“They’re walking hand in hand, sitting together, working together and praying together like nothing happened,” he said. While all five of the Gift of the Givers local team were Muslims, this had caused zero tensions with church staff, Sooliman said. “The church guys are so happy that there are people wanting to help.”
But it is a case of too little too late.
While South African teams were now allowed unfettered access to the relevant sites, the first diplomatic source said it was purely to identify and recover the dead at this stage.
“We’re talking about the recovery of the bodies and identifications. There is no point rescuing, the Nigerians called it off on Friday. It was exactly seven days after the collapse. There is nothing to rescue.”
Evacuate the injured South Africans
The South African government on Sunday sent an aircraft to Lagos to evacuate the injured South Africans, the Sunday Independent reported.
It is believed that the building was in the process of having additional stories added without first securing the foundations, although Joshua has blamed it on a mysterious attack, citing the appearance of an aircraft above the building shortly before the collapse.
It is the fourth building disaster to befall the church, according to notes on its websites, City Press previously reported. “The roof of the first church was blown off by a storm, the second church was washed away by a flood while the third church also collapsed due to severe weather conditions,” the church said. Building collapses happen repeatedly Nigeria because of the use of substandard material and flouted construction regulations.

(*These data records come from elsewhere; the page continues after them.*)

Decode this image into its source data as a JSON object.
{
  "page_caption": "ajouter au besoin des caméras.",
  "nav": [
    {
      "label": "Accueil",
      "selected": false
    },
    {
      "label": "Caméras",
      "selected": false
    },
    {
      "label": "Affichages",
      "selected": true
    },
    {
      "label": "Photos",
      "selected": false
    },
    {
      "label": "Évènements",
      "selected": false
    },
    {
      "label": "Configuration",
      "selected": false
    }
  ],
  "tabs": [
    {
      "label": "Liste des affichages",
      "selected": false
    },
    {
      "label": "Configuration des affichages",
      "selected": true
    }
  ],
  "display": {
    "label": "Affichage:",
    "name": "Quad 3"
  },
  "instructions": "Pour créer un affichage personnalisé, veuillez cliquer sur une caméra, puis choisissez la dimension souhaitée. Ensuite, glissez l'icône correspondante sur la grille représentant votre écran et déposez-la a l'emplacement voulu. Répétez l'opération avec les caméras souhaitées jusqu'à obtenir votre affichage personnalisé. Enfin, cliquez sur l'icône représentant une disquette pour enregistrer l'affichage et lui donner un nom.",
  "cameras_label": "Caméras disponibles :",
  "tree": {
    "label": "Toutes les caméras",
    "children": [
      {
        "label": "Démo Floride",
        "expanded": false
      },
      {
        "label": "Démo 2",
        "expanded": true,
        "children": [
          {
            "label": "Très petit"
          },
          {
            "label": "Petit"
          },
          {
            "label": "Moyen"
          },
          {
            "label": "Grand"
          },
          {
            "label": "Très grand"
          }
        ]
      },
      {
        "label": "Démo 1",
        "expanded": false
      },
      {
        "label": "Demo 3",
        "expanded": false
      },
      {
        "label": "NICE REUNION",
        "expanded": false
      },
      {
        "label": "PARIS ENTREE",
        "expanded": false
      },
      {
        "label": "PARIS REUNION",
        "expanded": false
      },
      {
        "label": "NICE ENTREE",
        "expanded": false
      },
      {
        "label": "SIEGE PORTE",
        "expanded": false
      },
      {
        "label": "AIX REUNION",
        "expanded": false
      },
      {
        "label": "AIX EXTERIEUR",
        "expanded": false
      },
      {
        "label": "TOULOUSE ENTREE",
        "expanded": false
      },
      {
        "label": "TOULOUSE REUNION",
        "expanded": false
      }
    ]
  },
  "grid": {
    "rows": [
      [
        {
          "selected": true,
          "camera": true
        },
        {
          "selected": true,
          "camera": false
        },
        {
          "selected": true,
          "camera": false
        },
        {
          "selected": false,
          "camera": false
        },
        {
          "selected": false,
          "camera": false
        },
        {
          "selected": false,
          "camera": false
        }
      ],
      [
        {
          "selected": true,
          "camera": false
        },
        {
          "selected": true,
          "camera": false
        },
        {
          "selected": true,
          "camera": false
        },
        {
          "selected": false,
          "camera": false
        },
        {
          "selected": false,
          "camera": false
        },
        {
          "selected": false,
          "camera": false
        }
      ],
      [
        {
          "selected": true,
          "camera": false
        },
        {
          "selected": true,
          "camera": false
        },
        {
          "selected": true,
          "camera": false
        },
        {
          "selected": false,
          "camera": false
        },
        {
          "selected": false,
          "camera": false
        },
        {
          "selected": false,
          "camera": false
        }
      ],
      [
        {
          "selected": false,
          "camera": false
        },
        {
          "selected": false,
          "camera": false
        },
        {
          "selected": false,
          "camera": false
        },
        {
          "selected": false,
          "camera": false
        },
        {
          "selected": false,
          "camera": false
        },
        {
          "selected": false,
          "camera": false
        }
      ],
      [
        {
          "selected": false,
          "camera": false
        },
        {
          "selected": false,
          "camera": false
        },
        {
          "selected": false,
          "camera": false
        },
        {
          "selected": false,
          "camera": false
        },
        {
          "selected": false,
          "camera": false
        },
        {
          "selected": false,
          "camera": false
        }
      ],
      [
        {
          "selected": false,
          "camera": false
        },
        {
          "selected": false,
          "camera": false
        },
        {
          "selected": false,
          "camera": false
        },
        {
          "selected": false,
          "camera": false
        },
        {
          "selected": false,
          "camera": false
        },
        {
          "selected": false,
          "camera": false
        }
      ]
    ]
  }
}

Spokesperson for the inter-ministerial task team Phumla Williams was not available for comment.
Article by: Verashni Pillay.
Article Source: Mail and Guardian.